*YOUR OBJECTIVE*: Pull each line holding the word "testid" from the data.

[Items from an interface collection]

┌──

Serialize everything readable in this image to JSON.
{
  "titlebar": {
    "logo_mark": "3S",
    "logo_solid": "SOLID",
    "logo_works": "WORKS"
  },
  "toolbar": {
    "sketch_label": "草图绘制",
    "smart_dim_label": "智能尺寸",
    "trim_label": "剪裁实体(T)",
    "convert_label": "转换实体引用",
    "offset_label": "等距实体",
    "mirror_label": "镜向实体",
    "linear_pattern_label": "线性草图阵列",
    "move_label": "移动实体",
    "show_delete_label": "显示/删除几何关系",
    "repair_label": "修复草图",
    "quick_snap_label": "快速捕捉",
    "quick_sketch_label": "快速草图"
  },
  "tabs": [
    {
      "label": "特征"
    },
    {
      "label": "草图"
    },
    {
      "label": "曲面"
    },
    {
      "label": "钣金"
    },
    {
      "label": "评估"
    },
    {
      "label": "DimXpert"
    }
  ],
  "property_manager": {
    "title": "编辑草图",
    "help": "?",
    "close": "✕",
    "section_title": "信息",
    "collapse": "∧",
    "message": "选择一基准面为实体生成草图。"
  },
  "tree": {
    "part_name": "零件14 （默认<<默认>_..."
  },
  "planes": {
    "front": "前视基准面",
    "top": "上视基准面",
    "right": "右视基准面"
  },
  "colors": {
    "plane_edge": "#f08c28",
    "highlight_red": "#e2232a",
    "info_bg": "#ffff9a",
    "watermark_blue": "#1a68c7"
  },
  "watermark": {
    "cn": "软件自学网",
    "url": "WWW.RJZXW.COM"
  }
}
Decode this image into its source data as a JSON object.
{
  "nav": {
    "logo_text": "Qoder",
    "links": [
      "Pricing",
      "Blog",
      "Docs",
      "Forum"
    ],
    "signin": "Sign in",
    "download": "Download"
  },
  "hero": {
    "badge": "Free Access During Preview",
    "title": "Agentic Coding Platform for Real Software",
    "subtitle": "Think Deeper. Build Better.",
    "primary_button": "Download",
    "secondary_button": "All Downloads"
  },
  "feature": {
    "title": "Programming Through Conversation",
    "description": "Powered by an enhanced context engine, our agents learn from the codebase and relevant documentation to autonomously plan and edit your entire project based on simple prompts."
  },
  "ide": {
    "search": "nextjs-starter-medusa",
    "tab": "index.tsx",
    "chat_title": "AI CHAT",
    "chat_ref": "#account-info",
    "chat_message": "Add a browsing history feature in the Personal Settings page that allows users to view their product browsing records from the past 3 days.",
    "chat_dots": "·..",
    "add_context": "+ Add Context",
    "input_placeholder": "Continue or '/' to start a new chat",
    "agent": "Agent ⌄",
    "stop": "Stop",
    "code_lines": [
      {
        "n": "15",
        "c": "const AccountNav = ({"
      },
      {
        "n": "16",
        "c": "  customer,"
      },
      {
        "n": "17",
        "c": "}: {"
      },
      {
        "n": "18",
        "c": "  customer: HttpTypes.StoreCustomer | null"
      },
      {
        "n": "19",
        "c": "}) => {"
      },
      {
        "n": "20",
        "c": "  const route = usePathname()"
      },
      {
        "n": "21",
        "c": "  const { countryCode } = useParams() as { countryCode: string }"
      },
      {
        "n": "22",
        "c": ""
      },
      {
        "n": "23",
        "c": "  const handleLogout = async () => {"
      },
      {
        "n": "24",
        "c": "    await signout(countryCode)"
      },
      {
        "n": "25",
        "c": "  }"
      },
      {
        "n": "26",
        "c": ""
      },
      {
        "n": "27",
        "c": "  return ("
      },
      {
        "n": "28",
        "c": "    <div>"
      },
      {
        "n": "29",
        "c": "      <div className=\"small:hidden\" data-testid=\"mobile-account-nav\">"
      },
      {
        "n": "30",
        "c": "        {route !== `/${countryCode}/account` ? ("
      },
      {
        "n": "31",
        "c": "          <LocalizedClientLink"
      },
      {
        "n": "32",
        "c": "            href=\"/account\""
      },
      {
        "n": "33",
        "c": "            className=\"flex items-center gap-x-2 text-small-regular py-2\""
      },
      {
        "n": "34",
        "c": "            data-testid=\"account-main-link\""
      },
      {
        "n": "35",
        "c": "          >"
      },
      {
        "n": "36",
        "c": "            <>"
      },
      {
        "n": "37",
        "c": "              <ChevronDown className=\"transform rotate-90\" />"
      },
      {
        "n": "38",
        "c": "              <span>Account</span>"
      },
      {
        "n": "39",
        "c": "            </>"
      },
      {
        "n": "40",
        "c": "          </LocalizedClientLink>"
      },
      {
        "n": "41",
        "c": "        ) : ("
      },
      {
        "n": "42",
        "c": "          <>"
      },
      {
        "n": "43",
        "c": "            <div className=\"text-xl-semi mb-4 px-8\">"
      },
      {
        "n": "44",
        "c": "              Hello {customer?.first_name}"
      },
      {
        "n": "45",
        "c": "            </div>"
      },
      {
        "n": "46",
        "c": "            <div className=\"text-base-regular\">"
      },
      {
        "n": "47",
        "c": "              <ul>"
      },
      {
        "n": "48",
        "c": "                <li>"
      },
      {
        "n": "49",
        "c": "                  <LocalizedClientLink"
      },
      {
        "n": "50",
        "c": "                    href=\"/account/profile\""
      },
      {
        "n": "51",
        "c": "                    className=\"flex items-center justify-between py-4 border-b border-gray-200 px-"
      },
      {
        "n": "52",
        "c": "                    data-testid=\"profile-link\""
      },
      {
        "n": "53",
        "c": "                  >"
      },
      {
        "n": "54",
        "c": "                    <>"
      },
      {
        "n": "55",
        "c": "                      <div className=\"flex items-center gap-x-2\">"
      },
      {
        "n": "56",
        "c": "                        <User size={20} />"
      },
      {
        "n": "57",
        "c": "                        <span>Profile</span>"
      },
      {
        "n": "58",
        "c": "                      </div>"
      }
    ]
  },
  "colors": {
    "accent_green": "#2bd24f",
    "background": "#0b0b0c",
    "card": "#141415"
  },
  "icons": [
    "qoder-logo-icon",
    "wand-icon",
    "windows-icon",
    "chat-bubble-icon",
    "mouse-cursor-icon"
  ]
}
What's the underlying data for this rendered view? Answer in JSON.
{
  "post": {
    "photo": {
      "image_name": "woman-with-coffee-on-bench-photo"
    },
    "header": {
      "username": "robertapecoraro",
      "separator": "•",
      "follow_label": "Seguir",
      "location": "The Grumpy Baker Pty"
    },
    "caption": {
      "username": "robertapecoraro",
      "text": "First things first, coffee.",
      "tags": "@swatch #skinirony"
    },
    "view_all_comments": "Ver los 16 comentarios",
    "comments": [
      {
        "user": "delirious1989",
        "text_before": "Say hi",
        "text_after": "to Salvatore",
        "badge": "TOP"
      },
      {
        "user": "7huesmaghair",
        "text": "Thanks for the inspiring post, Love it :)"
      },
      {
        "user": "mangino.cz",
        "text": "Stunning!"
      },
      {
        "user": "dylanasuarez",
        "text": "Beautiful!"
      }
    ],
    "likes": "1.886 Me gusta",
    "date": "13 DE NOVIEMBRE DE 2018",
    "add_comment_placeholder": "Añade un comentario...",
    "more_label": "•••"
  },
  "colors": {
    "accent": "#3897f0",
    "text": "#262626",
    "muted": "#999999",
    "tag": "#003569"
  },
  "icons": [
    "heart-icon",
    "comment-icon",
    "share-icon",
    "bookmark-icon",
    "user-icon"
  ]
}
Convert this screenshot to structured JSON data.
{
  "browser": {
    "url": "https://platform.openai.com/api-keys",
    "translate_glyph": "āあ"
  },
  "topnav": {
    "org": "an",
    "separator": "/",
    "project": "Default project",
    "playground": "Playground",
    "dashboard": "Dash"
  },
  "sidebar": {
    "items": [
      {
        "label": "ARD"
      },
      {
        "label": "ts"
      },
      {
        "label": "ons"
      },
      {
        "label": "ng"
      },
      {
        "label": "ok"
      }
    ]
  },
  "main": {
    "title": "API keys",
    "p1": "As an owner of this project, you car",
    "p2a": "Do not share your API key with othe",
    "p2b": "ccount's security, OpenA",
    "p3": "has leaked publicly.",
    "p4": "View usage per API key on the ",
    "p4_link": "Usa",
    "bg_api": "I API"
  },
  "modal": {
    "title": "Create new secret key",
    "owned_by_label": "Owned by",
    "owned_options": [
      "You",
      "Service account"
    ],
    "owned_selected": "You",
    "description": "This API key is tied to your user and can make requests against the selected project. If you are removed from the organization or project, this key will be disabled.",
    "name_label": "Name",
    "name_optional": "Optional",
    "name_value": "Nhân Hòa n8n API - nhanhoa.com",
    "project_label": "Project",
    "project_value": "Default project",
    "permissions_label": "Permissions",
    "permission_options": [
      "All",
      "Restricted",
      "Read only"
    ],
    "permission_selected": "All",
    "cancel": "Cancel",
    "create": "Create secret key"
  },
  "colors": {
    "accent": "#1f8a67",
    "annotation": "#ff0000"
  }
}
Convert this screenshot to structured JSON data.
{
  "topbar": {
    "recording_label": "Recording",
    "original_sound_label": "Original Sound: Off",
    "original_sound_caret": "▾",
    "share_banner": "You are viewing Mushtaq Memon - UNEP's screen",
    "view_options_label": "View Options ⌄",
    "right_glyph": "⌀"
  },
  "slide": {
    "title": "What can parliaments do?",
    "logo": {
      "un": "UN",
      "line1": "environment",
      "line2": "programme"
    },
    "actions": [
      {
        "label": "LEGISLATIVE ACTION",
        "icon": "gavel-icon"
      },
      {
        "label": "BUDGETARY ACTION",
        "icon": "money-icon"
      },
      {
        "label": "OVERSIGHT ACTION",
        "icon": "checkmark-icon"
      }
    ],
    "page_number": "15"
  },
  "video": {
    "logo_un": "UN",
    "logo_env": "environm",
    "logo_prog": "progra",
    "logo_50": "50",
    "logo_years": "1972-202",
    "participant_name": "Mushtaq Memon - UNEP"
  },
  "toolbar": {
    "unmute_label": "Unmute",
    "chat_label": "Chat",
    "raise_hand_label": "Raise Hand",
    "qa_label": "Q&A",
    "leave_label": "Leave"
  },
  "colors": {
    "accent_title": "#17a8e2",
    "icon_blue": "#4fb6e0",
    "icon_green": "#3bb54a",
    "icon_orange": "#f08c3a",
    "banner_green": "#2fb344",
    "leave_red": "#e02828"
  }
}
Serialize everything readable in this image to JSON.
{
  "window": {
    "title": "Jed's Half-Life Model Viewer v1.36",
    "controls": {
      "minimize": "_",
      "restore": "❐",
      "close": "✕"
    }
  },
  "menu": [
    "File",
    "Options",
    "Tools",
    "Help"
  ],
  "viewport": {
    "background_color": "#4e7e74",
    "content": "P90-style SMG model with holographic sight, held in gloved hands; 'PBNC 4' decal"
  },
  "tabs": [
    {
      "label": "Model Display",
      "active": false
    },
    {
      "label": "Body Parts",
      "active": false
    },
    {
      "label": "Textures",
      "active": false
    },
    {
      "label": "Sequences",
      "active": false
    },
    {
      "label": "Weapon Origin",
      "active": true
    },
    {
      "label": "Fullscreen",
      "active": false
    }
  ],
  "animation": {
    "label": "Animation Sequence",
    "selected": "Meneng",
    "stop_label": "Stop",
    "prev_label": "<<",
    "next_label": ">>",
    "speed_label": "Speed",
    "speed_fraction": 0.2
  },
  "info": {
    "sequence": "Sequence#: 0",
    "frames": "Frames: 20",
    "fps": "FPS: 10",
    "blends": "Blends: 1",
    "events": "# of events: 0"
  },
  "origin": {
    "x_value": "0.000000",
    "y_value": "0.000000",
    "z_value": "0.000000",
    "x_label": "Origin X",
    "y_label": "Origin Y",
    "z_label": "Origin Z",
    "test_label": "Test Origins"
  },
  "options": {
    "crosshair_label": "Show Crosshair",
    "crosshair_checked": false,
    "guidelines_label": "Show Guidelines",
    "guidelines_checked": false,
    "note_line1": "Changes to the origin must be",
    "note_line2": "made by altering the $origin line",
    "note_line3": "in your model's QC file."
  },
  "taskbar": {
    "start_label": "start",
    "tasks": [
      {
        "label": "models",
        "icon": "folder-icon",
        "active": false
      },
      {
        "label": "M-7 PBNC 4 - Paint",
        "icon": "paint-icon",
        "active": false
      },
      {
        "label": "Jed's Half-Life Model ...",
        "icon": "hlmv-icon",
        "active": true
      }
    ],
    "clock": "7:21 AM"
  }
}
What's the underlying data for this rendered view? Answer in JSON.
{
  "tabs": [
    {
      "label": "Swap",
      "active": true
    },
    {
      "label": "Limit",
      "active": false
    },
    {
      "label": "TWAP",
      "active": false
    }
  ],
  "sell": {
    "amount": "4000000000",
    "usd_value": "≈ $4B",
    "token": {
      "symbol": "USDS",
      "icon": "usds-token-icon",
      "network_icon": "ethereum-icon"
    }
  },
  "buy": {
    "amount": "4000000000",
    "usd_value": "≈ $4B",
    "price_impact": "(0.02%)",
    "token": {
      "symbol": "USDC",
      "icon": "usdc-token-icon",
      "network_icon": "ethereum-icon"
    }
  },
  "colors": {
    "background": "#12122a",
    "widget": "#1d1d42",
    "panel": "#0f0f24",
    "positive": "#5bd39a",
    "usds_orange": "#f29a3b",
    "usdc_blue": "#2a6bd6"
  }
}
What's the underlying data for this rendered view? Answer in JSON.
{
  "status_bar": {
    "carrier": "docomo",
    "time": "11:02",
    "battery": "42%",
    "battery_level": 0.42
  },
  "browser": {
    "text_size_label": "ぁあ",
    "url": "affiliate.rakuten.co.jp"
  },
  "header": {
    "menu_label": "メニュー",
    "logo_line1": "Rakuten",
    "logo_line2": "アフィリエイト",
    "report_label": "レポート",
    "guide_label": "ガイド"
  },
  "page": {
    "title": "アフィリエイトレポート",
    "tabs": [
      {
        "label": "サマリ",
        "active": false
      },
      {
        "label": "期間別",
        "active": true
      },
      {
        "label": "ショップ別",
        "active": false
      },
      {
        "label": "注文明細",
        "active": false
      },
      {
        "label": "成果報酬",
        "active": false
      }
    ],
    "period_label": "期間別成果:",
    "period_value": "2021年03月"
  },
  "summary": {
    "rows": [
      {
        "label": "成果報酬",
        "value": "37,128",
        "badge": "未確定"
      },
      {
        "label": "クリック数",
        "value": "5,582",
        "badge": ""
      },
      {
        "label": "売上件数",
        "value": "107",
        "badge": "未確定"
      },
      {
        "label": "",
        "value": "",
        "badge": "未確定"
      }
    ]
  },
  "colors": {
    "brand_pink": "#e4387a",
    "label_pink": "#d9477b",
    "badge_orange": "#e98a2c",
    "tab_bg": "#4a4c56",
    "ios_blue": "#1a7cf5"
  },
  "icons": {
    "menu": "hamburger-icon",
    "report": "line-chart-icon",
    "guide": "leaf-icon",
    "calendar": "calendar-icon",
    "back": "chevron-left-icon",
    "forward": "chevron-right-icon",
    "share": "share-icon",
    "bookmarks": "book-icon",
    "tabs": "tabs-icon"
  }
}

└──

*SOLUTION FOR THIS EXERCISE*:
        "c": "      <div className=\"small:hidden\" data-testid=\"mobile-account-nav\">"
        "c": "            data-testid=\"account-main-link\""
        "c": "                    data-testid=\"profile-link\""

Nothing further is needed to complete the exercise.